-- TRY IT --
Each line of the data below that includes the string "settings" must be copied.

────────────────

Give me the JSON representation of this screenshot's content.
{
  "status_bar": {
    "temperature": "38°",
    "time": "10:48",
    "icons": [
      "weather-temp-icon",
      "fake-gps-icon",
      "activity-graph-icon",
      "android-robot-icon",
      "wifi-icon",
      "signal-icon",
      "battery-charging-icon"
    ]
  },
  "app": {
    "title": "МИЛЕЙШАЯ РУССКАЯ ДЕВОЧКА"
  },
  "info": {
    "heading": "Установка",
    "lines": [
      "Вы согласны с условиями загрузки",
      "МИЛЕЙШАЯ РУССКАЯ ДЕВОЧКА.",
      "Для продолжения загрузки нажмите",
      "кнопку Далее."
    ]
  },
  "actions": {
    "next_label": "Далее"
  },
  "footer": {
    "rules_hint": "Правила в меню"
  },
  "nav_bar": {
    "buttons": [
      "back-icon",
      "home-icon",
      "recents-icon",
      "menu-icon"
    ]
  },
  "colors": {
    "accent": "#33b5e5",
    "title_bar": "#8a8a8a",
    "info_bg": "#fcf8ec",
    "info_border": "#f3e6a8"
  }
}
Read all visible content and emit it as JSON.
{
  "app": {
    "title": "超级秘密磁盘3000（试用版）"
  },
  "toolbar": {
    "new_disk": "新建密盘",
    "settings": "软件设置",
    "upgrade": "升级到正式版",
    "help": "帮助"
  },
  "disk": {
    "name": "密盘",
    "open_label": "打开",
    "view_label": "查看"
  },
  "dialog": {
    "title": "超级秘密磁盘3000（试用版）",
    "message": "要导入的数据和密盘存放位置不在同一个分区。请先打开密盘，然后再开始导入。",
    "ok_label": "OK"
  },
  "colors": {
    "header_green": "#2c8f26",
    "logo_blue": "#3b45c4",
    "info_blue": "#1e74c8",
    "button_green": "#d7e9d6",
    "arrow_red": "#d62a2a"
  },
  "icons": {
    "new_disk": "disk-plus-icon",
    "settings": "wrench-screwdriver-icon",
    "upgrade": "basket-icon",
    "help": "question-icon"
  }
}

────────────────

-- WRITTEN ANSWER --
    "settings": "软件设置",
    "settings": "wrench-screwdriver-icon",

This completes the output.